“Ye do right to suppose it unlikely. Yet ’t is so, and while I can hardly hope that my word will be taken for it, his lies to us a moment since prove that he is capable of any untruth.”
Evatt spoke with such honesty of manner, and with such an apparent lack of motive for inventing a tale, that Janice became doubtful. “He could n’t insult me,” she said, “for I—I have n’t done anything.”
“’T is certain that he did. Had I but known ye at the time, Miss Janice, he should have been made to swallow his coarse insult. ’T was for that I sought him this morning. Had ye not interrupted us, ’t would have fared badly for him.”
“You were very kind,” said Janice, dolefully, beginning, more from his manner than his words, to believe Evatt. “I did n’t know there were such bad men in the world. And for him to say it at the tavern, where ’t will be all over the county in no time! Was it very bad?”
“No one would believe a redemptioner,” replied Evatt. “Yet had I the right—”
“Marse Meredith send me to tell youse come to breakfast,” interrupted Peg from the gateway in the box.
“Why!” exclaimed the girl. “It can’t be seven.”
“The squire ordered it early, that I might be in the saddle betimes,” explained Evatt, and then as the girl started toward the house, he checked the movement by taking her hand. “Miss Janice,” he said, “in a half-hour I shall ride away—not because ’t is my wish, but because I’m engaged in an important and perilous mission—a mission—can ye keep a secret—even from—from your father and mother?”
Janice was too young and inexperienced to know that a secret is of all things the most to be avoided, and though her little hand, in her woman’s intuition that all was not right, tried feebly to free itself, she none the less answered eagerly if half-doubtfully, “Yes.”
“I am sent here under an assumed name—by His Majesty.

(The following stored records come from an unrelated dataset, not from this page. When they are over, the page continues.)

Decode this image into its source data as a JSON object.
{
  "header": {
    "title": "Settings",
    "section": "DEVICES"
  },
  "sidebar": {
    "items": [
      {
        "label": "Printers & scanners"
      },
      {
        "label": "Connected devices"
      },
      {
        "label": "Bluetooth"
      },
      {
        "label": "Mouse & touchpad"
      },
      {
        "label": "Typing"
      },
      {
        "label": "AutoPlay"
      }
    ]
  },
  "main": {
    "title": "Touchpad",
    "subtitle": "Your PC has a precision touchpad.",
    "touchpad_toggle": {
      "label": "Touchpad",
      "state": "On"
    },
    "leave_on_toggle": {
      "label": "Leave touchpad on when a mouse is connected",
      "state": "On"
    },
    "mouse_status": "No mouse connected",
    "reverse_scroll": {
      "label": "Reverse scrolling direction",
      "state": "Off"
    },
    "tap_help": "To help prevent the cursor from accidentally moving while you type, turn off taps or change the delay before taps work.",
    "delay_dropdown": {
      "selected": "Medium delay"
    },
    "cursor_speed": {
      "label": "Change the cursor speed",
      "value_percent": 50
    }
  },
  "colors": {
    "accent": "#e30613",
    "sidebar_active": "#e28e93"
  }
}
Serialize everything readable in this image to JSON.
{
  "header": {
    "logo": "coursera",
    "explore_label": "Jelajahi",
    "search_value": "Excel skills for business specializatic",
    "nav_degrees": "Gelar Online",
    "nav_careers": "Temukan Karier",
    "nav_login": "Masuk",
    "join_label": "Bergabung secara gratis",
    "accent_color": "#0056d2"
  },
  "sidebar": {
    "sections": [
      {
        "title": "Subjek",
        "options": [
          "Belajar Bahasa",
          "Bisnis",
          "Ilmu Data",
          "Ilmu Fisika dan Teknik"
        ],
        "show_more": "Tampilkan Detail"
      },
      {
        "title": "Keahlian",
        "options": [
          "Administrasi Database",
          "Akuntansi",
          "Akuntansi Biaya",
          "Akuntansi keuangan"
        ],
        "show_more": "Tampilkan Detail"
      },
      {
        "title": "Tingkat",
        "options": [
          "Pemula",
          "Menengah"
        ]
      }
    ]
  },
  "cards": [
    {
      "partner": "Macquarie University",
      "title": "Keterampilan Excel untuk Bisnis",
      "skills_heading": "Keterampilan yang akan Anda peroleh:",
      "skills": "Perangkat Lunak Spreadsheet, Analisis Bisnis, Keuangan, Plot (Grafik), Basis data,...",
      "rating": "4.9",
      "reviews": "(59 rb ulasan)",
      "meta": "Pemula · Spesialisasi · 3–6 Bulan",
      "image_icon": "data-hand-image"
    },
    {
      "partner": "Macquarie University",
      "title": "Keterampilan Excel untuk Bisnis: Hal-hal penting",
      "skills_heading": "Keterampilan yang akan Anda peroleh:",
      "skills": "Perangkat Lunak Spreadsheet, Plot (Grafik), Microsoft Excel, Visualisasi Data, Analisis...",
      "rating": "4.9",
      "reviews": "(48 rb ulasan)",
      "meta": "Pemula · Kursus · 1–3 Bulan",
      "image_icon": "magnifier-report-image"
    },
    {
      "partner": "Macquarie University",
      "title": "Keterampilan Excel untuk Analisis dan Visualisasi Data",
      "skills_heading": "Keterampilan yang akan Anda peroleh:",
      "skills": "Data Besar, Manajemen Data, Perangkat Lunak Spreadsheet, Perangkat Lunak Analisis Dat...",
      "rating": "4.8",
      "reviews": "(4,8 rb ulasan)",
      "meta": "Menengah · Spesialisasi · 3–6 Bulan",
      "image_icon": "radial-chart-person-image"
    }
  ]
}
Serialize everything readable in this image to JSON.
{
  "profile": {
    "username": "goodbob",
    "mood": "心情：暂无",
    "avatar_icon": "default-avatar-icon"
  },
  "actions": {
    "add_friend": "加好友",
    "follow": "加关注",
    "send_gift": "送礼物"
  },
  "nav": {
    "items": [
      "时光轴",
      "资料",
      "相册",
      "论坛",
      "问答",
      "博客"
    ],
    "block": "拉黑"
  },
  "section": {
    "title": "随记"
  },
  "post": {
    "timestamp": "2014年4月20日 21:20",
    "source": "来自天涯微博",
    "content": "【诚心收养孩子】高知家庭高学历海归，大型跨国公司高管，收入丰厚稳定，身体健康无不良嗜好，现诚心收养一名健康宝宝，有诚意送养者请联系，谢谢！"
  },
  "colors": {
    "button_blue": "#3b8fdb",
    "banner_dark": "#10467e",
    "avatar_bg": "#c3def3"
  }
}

Ye—I was indiscreet enough with ye, to tell—to show that I was other than what I pretend to be, but I felt then and now that I could trust ye. Ye will keep secret all I say?”
Again Janice, with her eyes on the ground, said, “Yes.”
“I must do the king’s work, and when ’t is done I return to England and resume my true position, and ye will never again hear of me—unless—” The man paused, with his eyes fixed on the downcast face of the girl.
“Unless?” asked Janice, when the silence became more embarrassing than to speak.
“Unless ye—unless ye give me the hope that by first returning here—as your father has asked me to do—that I may—may perhaps carry ye away with me. Ah, Miss Janice, ’t is an outrage to keep such beauty hidden in the wilds of America, when it might be the glory of the court and the toast of the town.”
Again a silence ensued, fairly agonising to the bewildered and embarrassed girl, which lengthened, it seemed to her, into hours, as she vainly sought for some words that she might speak.